Archive for April, 2013

Curation – new social media workflow or another web 2.0 buzzword?

Sunday, April 28th, 2013

I’ve been asked to present various aspects of how I use social media at a number of academic events and training sessions recently. I’ve always been reluctant to over-emphasise my own social media practice in my workshops for reasons I’ve explained previously, but I welcome any opportunities for shared practice when it allows for multiple and diverse perspectives.

If I have to nail it down, there are only four platforms I would really call essential. This blog and my Twitter account are those most known to external audiences. I use a desktop-based RSS reader, Vienna (Mac OS X only) to aggregate feeds from approximately 200 blogs (listed here in my blogroll) and various additional websites, and for many years I have used social bookmarking for collating and managing web resources (I switched from Delicious to Pinboard in response to the much-publicised ownership and design changes, though keep both sites active). Many academics are rightly concerned with how time-consuming social media might be. Therefore, I’ve found it useful to conceptualise how I engage with these key platforms through varying schedules within an informal workflow of key interrelated academic activities.


In developing this, I’m reminded how I have so far chosen not to routinely use any of an increasing number of emergent social media such as Pinterest, and Bundlr (beyond the usual playing around with them). These and other sites represent a diverse range of ostensibly visual platforms that have been loosely referred to as ‘curation’ tools. One can see how they might fit conceptually in such workflows, but do they offer us anything original? How does one attempt to contextualise the potential of these sites within established social media practices beyond that of a reified set of new tools or just another web 2.0 buzzword?

The term implies the addition of a more purposeful creative output or narrative. In short, we might refer to curation as the collecting and managing of web-based resources but with added context, or:

Curation = collecting + managing + context

These social media offer the potential to extend the type of time-efficiency processes of sourcing and collating content described above by incorporating enhanced social and performative affordances. In doing so, they introduce new opportunities for educators and researchers to organise and themetize resources, synthesise key concepts and narratives, and develop personal and collaborative digital ethnographies and datasets.

Here’s another angle. One of the participants in my PhD research (let’s call him Jack) pre-empted the emergence of these media in his explorative blogging activities. An interdisciplinary PhD student with an Arts-practice and teaching background, Jack began developing a ‘scrapbook’ style blog (using Posterous) with numerous and frequent posts comprising short notes and ‘jottings’, digital photos, short videos, and visual scans of sketches and mindmaps. He then began tagging these posts and reassembling them thematically through some quite extensive experimenting with third-party gallery themes and the digital note-taking site Evernote.

He primarily used these as part of a daily exercise to explore wider conceptual themes related to his research, often through the development of visual metaphors and various pattern forming techniques.
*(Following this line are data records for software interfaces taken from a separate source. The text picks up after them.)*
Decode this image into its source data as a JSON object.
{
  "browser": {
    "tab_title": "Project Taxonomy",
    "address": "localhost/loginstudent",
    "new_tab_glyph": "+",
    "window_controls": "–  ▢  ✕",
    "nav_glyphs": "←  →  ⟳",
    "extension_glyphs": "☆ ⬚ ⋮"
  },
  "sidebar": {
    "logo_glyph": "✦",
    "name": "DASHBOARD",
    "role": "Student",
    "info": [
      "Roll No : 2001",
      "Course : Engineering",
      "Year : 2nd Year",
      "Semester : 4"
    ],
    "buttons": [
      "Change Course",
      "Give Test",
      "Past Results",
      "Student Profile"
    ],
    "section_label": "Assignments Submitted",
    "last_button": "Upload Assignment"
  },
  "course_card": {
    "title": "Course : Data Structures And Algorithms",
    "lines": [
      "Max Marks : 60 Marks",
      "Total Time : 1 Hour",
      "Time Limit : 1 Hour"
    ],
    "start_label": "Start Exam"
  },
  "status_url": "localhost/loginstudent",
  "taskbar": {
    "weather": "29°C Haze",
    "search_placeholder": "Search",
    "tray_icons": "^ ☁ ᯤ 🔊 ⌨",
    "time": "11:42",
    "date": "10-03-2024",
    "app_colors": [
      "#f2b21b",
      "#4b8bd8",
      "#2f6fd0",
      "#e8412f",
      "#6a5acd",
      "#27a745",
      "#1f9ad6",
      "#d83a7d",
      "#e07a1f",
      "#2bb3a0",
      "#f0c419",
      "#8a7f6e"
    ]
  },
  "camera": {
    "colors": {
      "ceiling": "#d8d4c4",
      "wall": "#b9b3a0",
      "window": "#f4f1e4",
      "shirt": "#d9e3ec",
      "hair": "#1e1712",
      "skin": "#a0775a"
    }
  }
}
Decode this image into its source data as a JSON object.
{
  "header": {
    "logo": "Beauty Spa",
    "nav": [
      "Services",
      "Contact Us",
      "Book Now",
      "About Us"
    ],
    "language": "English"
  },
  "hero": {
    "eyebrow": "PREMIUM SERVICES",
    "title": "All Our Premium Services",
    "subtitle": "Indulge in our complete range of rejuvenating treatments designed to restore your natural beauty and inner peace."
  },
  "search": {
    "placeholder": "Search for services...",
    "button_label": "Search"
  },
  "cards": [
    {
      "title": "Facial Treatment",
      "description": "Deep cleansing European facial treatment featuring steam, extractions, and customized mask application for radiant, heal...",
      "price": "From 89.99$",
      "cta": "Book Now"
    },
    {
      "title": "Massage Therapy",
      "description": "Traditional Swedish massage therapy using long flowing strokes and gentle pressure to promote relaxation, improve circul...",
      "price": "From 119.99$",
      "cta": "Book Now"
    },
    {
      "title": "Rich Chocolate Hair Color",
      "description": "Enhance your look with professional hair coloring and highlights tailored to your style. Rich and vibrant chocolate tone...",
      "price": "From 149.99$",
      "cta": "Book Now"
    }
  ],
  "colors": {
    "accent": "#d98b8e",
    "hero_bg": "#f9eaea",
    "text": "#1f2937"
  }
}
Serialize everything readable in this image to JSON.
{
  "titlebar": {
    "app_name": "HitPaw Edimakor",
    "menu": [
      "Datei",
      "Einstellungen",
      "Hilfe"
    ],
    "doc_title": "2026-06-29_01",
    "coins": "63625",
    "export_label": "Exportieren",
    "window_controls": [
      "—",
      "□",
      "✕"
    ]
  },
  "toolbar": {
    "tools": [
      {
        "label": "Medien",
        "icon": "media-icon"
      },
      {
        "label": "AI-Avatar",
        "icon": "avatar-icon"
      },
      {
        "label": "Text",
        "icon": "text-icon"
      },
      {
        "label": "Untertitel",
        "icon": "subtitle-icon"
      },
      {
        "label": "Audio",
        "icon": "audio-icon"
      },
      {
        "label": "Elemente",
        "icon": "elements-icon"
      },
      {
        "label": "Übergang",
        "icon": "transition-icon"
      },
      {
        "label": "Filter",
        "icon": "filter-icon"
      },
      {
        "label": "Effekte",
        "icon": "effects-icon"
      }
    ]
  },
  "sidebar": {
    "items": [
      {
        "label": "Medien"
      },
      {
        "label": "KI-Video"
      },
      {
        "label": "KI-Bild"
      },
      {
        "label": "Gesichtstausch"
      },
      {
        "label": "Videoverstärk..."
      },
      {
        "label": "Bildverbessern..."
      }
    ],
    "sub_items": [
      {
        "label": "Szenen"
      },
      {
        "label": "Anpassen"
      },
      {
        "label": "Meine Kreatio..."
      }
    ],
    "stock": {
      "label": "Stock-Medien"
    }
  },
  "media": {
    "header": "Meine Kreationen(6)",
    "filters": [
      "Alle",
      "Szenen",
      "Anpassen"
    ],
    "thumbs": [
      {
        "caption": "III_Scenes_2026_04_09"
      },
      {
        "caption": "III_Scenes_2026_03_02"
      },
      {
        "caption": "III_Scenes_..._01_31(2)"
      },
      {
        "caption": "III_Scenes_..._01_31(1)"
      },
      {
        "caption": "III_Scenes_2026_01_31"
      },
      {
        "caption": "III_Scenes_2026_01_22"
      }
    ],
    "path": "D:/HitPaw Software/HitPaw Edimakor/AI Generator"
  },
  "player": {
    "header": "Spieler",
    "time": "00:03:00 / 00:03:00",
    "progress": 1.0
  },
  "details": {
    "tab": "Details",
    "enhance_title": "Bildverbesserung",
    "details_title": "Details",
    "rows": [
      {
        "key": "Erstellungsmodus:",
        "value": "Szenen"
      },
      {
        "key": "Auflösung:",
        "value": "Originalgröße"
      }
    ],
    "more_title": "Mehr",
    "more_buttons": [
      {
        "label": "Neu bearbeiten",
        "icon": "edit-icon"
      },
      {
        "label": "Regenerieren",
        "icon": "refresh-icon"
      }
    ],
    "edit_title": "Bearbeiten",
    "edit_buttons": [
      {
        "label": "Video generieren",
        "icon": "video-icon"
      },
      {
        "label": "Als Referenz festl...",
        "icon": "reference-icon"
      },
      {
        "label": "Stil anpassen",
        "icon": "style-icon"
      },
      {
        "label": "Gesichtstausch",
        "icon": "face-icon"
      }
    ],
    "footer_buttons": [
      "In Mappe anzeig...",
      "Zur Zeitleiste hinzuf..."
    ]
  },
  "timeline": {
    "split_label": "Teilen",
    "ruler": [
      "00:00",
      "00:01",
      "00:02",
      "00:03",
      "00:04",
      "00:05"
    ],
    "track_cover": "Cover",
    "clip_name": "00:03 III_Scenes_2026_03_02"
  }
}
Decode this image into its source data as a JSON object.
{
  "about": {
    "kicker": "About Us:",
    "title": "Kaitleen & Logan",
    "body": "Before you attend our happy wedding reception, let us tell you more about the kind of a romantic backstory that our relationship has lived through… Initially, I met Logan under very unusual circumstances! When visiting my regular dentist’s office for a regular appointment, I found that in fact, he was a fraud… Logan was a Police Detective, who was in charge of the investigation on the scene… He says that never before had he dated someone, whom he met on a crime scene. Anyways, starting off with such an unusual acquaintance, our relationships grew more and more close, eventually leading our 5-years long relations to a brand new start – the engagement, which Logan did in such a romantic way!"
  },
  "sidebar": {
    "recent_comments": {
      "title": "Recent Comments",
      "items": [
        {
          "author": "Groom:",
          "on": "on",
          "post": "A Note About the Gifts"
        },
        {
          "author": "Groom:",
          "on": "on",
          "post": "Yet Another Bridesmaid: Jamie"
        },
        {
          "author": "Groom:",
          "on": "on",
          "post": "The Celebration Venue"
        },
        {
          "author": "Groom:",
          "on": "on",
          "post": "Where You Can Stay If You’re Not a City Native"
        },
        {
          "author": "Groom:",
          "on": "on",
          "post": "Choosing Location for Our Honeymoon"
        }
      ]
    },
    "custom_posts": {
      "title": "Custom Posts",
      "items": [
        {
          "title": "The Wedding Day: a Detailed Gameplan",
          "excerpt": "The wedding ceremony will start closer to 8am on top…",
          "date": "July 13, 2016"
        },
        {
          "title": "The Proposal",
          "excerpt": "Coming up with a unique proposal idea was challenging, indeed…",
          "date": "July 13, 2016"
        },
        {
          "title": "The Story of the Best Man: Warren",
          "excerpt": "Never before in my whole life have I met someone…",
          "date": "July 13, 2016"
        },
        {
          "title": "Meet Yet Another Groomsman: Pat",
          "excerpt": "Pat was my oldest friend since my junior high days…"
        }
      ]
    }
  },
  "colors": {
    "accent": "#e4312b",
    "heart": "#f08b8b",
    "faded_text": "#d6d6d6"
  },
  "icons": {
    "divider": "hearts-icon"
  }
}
Jack drew on educationalist Joe Kincheloe’s interpretation of ‘bricolage’ as a holistic framing of research project work, in which the positionality of the researcher is seen as a legitimate methodological tool. He explained to me:

“I just see it as a way of expanding on the potential conceptualisation of the project, the PhD generally, and where I am right now… a way of sort of re-establishing myself in the project everyday.”

Jack had originally developed these activities ‘offline’ using paper, pens and clippings, and the shift to a digital space enabled him to develop a more sustained and reproducible platform for documenting the process. The widespread emergence of the aforementioned curation tools coincided with the tail end of Jack’s participation in my research, and I left him contemplating their potential usefulness. He has recently launched a new Pinterest site – no doubt partly hastened by the imminent shutting down of Posterous – where he is currently exploring similar creative processes.

There is no doubt that Jack’s prior explorative work represents a far more nuanced, purposeful and practice-led approach to his current activities with Pinterest than can be claimed by most users. How many of us adopt specific social media without prior recognition of a need? Often it seems, they provide solutions to problems we didn’t realise we had. At least in Jack’s case, Pinterest provides a ‘ready-made’ approximation (of sorts) to a process he had previously attempted to resolve in his Posterous/Endnote work-arounds, and there is a lot to be admired in that personal trajectory. There is now perhaps the danger that in the transference of this activity to Pinterest, it may represent a form of reification, which, as Wenger (1998) suggests, can ‘ossify’ the creative and productive process.

My continued reliance on feed reading and bookmarking web resources seems positively ‘old school’ in comparison, but I believe these are reliable and effective methods which I have been able to integrate and refine within reasonably efficient everyday activities. I’m yet to be convinced how the current crop of curation tools can add value to what I personally want to do right now, but I remain open to future developments.


Wenger, E. (1998). Communities of practice: Learning, meaning and identity, Cambridge: Cambridge University Press.